We decided to keep in focus the fact that this is a VBA book, and the fundamentals of VBA itself haven't changed greatly. Consequently, in this fourth edition of the book, we have carefully selected the aspects of Access 2002 that are relevant to beginning VBA development, and merged them with a reworking of our core content that is based upon feedback from industry sources, reviewers, and readers.
In other words, we are not going to cover every new feature of Access 2002 in this book and, while our coverage of VBA techniques will be very comprehensive, we are not going to mention every single method. Our goal is to teach you VBA programming from scratch and, for that reason, we're not interested in including anything that would complicate this task unnecessarily.
The decision that caused us the most difficulty concerned which data access method we should use. Access 2002 comes with ADO, although DAO is still available for use. Should we switch to ADO, or stick with the older, simpler DAO technology? You might think that the obvious solution would be to use the newest, but this is not necessarily the case because of the different ways that Access 2002 can be used.
Access is used in two main ways:
As a standalone database. This is the most common usage and programming Access 2002 with VBA in this scenario remains largely unchanged. The new data-access method, ADO, can be used here but DAO still gives better performance.
As the front-end to a client-server database. Although this was possible in previous versions of Access, it's been taken a step further with Access 2002 to provide a better client-server environment. Only ADO works in this situation.

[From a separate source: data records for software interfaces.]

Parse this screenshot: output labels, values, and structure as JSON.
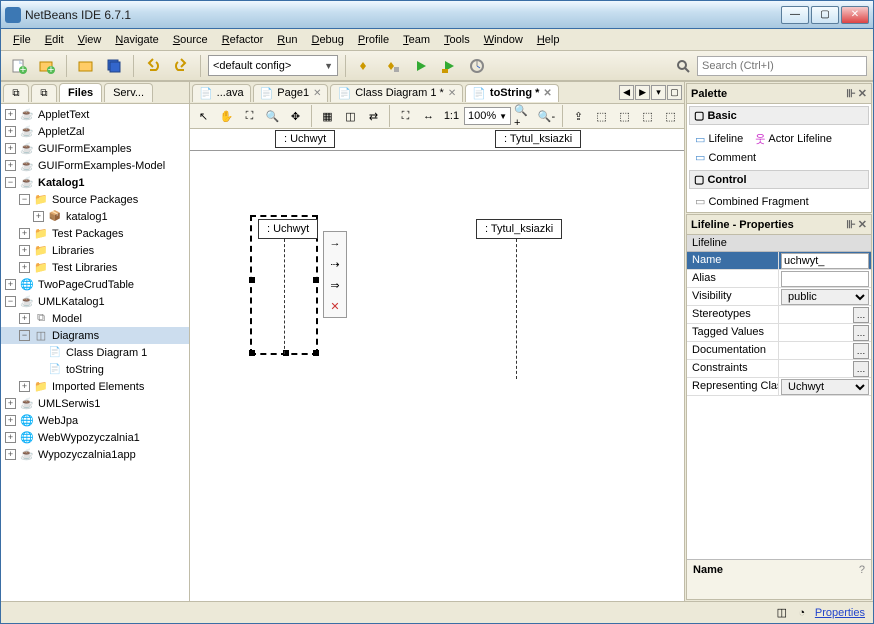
{
  "window": {
    "title": "NetBeans IDE 6.7.1"
  },
  "menu": [
    "File",
    "Edit",
    "View",
    "Navigate",
    "Source",
    "Refactor",
    "Run",
    "Debug",
    "Profile",
    "Team",
    "Tools",
    "Window",
    "Help"
  ],
  "toolbar": {
    "config": "<default config>",
    "search_placeholder": "Search (Ctrl+I)"
  },
  "left": {
    "tabs": [
      "Files",
      "Serv..."
    ],
    "tree": [
      {
        "d": 0,
        "exp": "+",
        "icon": "coffee",
        "label": "AppletText"
      },
      {
        "d": 0,
        "exp": "+",
        "icon": "coffee",
        "label": "AppletZal"
      },
      {
        "d": 0,
        "exp": "+",
        "icon": "coffee",
        "label": "GUIFormExamples"
      },
      {
        "d": 0,
        "exp": "+",
        "icon": "coffee",
        "label": "GUIFormExamples-Model"
      },
      {
        "d": 0,
        "exp": "-",
        "icon": "coffee",
        "label": "Katalog1",
        "bold": true
      },
      {
        "d": 1,
        "exp": "-",
        "icon": "folder",
        "label": "Source Packages"
      },
      {
        "d": 2,
        "exp": "+",
        "icon": "pkg",
        "label": "katalog1"
      },
      {
        "d": 1,
        "exp": "+",
        "icon": "folder",
        "label": "Test Packages"
      },
      {
        "d": 1,
        "exp": "+",
        "icon": "folder",
        "label": "Libraries"
      },
      {
        "d": 1,
        "exp": "+",
        "icon": "folder",
        "label": "Test Libraries"
      },
      {
        "d": 0,
        "exp": "+",
        "icon": "globe",
        "label": "TwoPageCrudTable"
      },
      {
        "d": 0,
        "exp": "-",
        "icon": "coffee",
        "label": "UMLKatalog1"
      },
      {
        "d": 1,
        "exp": "+",
        "icon": "model",
        "label": "Model"
      },
      {
        "d": 1,
        "exp": "-",
        "icon": "diag",
        "label": "Diagrams",
        "selected": true
      },
      {
        "d": 2,
        "exp": "",
        "icon": "doc",
        "label": "Class Diagram 1"
      },
      {
        "d": 2,
        "exp": "",
        "icon": "doc",
        "label": "toString"
      },
      {
        "d": 1,
        "exp": "+",
        "icon": "folder",
        "label": "Imported Elements"
      },
      {
        "d": 0,
        "exp": "+",
        "icon": "coffee",
        "label": "UMLSerwis1"
      },
      {
        "d": 0,
        "exp": "+",
        "icon": "globe",
        "label": "WebJpa"
      },
      {
        "d": 0,
        "exp": "+",
        "icon": "globe",
        "label": "WebWypozyczalnia1"
      },
      {
        "d": 0,
        "exp": "+",
        "icon": "coffee",
        "label": "Wypozyczalnia1app"
      }
    ]
  },
  "editor": {
    "tabs": [
      {
        "label": "...ava",
        "active": false
      },
      {
        "label": "Page1",
        "active": false,
        "close": true
      },
      {
        "label": "Class Diagram 1 *",
        "active": false,
        "close": true
      },
      {
        "label": "toString *",
        "active": true,
        "close": true
      }
    ],
    "zoom": "100%",
    "lane1": ": Uchwyt",
    "lane2": ": Tytul_ksiazki",
    "lifeline1": ": Uchwyt",
    "lifeline2": ": Tytul_ksiazki"
  },
  "palette": {
    "title": "Palette",
    "cat1": "Basic",
    "items1": [
      {
        "label": "Lifeline"
      },
      {
        "label": "Actor Lifeline"
      },
      {
        "label": "Comment"
      }
    ],
    "cat2": "Control",
    "items2": [
      {
        "label": "Combined Fragment"
      }
    ]
  },
  "props": {
    "title": "Lifeline - Properties",
    "cat": "Lifeline",
    "rows": [
      {
        "k": "Name",
        "v": "uchwyt_",
        "sel": true,
        "type": "text"
      },
      {
        "k": "Alias",
        "v": "",
        "type": "text"
      },
      {
        "k": "Visibility",
        "v": "public",
        "type": "select"
      },
      {
        "k": "Stereotypes",
        "v": "",
        "type": "elips"
      },
      {
        "k": "Tagged Values",
        "v": "",
        "type": "elips"
      },
      {
        "k": "Documentation",
        "v": "",
        "type": "elips"
      },
      {
        "k": "Constraints",
        "v": "",
        "type": "elips"
      },
      {
        "k": "Representing Clas",
        "v": "Uchwyt",
        "type": "select"
      }
    ],
    "desc": "Name"
  },
  "footer_link": "Properties"
}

We'll examine the performance benefits of working with DAO in the standalone situation in later chapters but, for now, it's worth pointing out that, although DAO is a much older technology, its performance benefits and simplicity mean that it is still in very widespread use.

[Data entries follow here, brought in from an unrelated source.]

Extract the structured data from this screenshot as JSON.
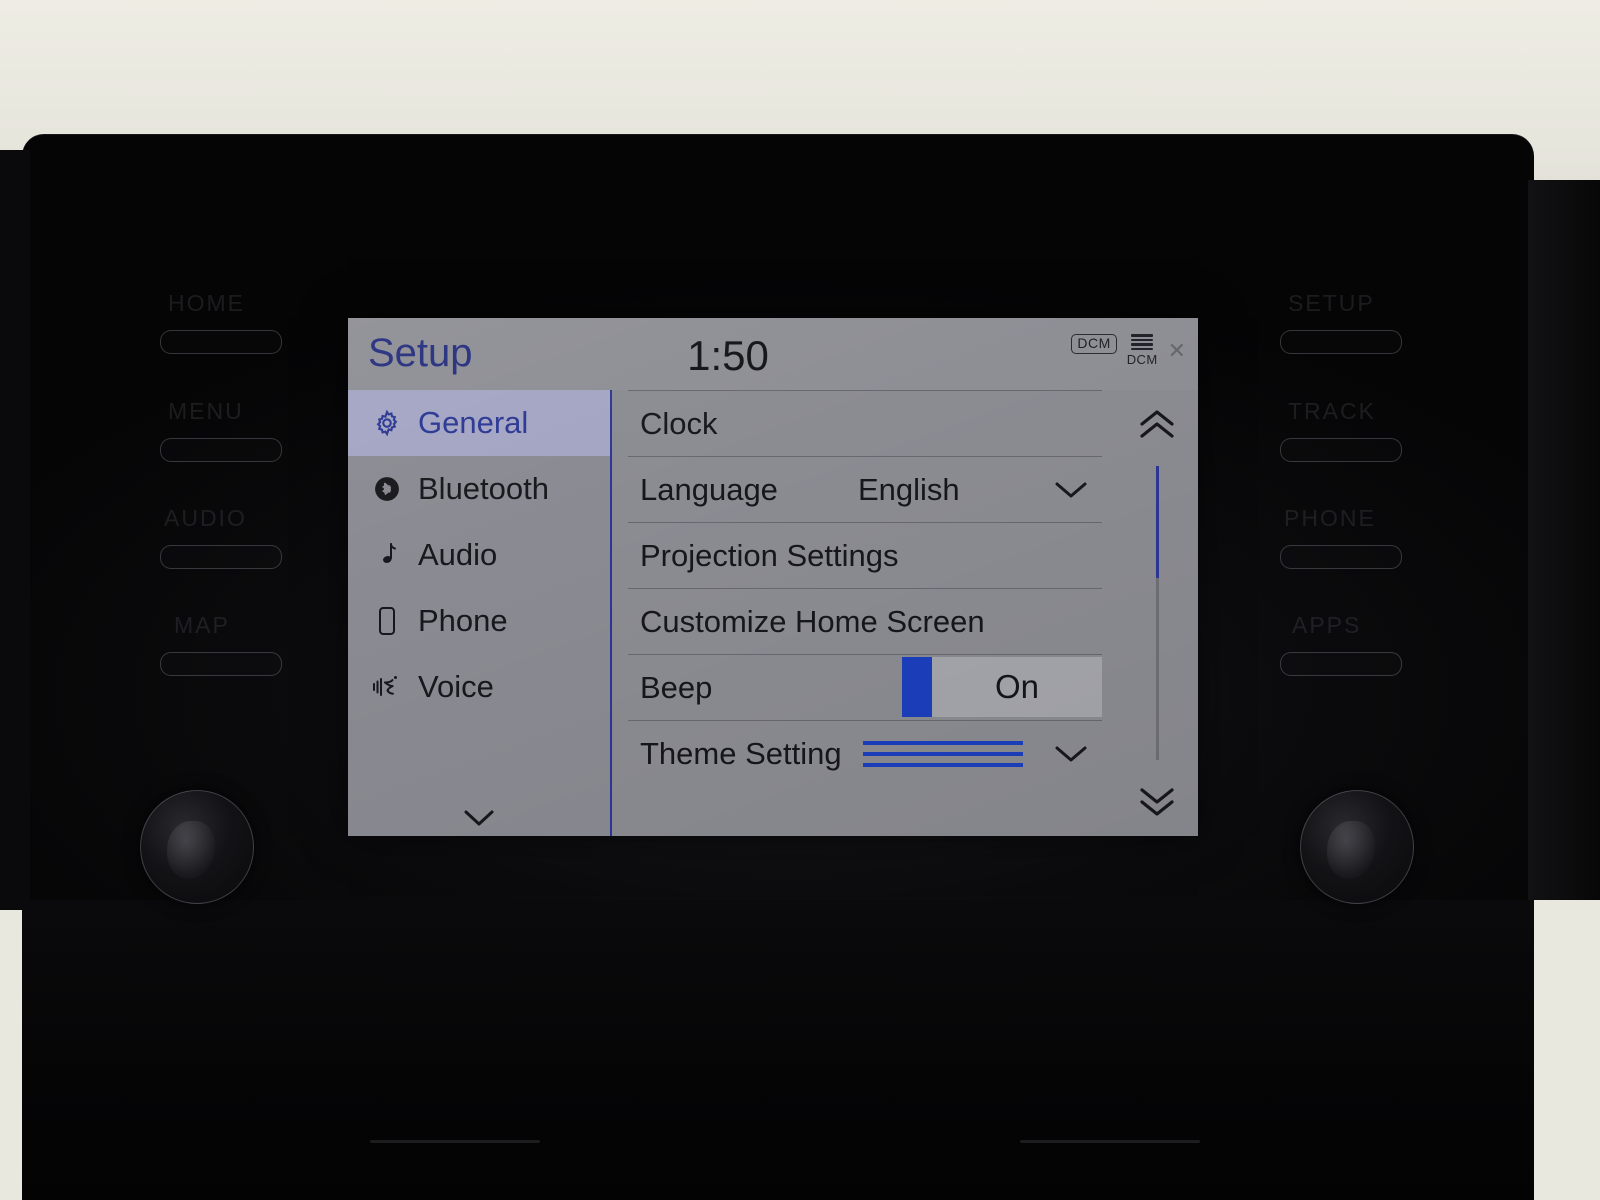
{
  "screen": {
    "header": {
      "title": "Setup",
      "clock": "1:50",
      "status": {
        "dcm_badge": "DCM",
        "signal_label": "DCM",
        "signal_icon": "signal-bars-icon",
        "badge_icon": "dcm-badge-icon"
      }
    },
    "sidebar": {
      "items": [
        {
          "label": "General",
          "icon": "gear-icon",
          "selected": true
        },
        {
          "label": "Bluetooth",
          "icon": "bluetooth-icon",
          "selected": false
        },
        {
          "label": "Audio",
          "icon": "music-note-icon",
          "selected": false
        },
        {
          "label": "Phone",
          "icon": "phone-icon",
          "selected": false
        },
        {
          "label": "Voice",
          "icon": "voice-icon",
          "selected": false
        }
      ],
      "more_icon": "chevron-down-icon"
    },
    "list": {
      "rows": [
        {
          "label": "Clock",
          "value": "",
          "control": "none"
        },
        {
          "label": "Language",
          "value": "English",
          "control": "dropdown"
        },
        {
          "label": "Projection Settings",
          "value": "",
          "control": "none"
        },
        {
          "label": "Customize Home Screen",
          "value": "",
          "control": "none"
        },
        {
          "label": "Beep",
          "value": "On",
          "control": "toggle"
        },
        {
          "label": "Theme Setting",
          "value": "",
          "control": "theme"
        }
      ]
    },
    "scrollbar": {
      "up_icon": "double-chevron-up-icon",
      "down_icon": "double-chevron-down-icon",
      "thumb_position_percent": 0,
      "thumb_size_percent": 38
    },
    "colors": {
      "accent_blue": "#2b3793",
      "toggle_blue": "#1c3fbd",
      "screen_bg": "#8b8b92",
      "selected_bg": "#a3a5c3",
      "text_dark": "#16161b"
    }
  },
  "hardware": {
    "left_buttons": [
      {
        "label": "HOME"
      },
      {
        "label": "MENU"
      },
      {
        "label": "AUDIO"
      },
      {
        "label": "MAP"
      }
    ],
    "right_buttons": [
      {
        "label": "SETUP"
      },
      {
        "label": "TRACK"
      },
      {
        "label": "PHONE"
      },
      {
        "label": "APPS"
      }
    ],
    "knobs": [
      {
        "name": "power-volume-knob"
      },
      {
        "name": "tune-scroll-knob"
      }
    ]
  }
}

There are other good reasons for continuing to teach DAO in this book, though. DAO and the standalone scenario are much simpler to teach. The client-server scenario, where Access is, in effect, used as a front-end (or user interface) to a back-end database server (like SQL Server), introduces a range of architectural issues and the need to be able to use the back-end database effectively. This kind of material requires a steep learning curve and is a big enough topic for several books in itself!

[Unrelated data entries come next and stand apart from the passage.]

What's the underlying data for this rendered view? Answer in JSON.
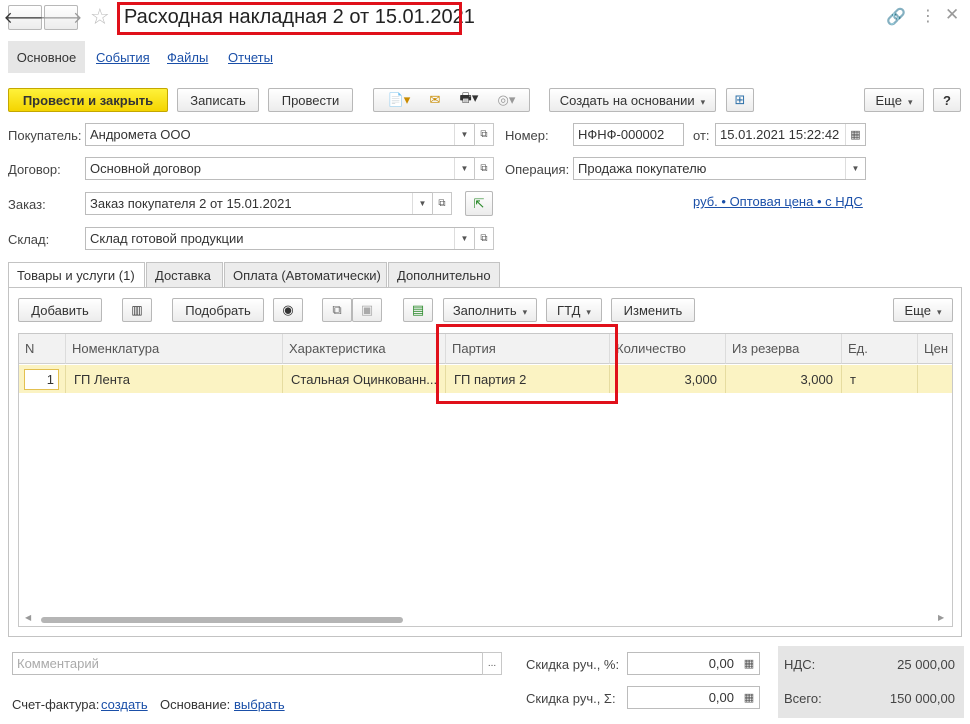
{
  "window": {
    "title": "Расходная накладная 2 от 15.01.2021"
  },
  "nav_tabs": [
    {
      "label": "Основное"
    },
    {
      "label": "События"
    },
    {
      "label": "Файлы"
    },
    {
      "label": "Отчеты"
    }
  ],
  "toolbar": {
    "post_close": "Провести и закрыть",
    "save": "Записать",
    "post": "Провести",
    "create_based": "Создать на основании",
    "more": "Еще",
    "help": "?"
  },
  "form": {
    "buyer_label": "Покупатель:",
    "buyer_value": "Андромета ООО",
    "contract_label": "Договор:",
    "contract_value": "Основной договор",
    "order_label": "Заказ:",
    "order_value": "Заказ покупателя 2 от 15.01.2021",
    "warehouse_label": "Склад:",
    "warehouse_value": "Склад готовой продукции",
    "number_label": "Номер:",
    "number_value": "НФНФ-000002",
    "date_label": "от:",
    "date_value": "15.01.2021 15:22:42",
    "operation_label": "Операция:",
    "operation_value": "Продажа покупателю",
    "price_link": "руб. • Оптовая цена • с НДС"
  },
  "section_tabs": [
    {
      "label": "Товары и услуги (1)"
    },
    {
      "label": "Доставка"
    },
    {
      "label": "Оплата (Автоматически)"
    },
    {
      "label": "Дополнительно"
    }
  ],
  "grid_toolbar": {
    "add": "Добавить",
    "pick": "Подобрать",
    "fill": "Заполнить",
    "gtd": "ГТД",
    "change": "Изменить",
    "more": "Еще"
  },
  "grid": {
    "columns": [
      "N",
      "Номенклатура",
      "Характеристика",
      "Партия",
      "Количество",
      "Из резерва",
      "Ед.",
      "Цен"
    ],
    "rows": [
      {
        "n": "1",
        "item": "ГП Лента",
        "characteristic": "Стальная Оцинкованн...",
        "batch": "ГП партия 2",
        "qty": "3,000",
        "reserve": "3,000",
        "unit": "т"
      }
    ]
  },
  "footer": {
    "comment_placeholder": "Комментарий",
    "discount_pct_label": "Скидка руч., %:",
    "discount_pct_value": "0,00",
    "discount_sum_label": "Скидка руч., Σ:",
    "discount_sum_value": "0,00",
    "vat_label": "НДС:",
    "vat_value": "25 000,00",
    "total_label": "Всего:",
    "total_value": "150 000,00",
    "invoice_label": "Счет-фактура:",
    "invoice_link": "создать",
    "basis_label": "Основание:",
    "basis_link": "выбрать"
  }
}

In the 2000 edition, we stayed with DAO for the bulk of the development examples throughout the book, although we looked at ADO briefly and included an ADO appendix. In this 2002 edition, as a consequence of DAO aging further, we have decided that it is important to give a full introduction to the client-server scenario and ADO but, because DAO is quicker to learn and remains effective, we have retained our use of DAO through the majority of the book. This balanced coverage of the two data access techniques should prepare you effectively for Access development as it is in the real world today, and for any future decay in the use of DAO.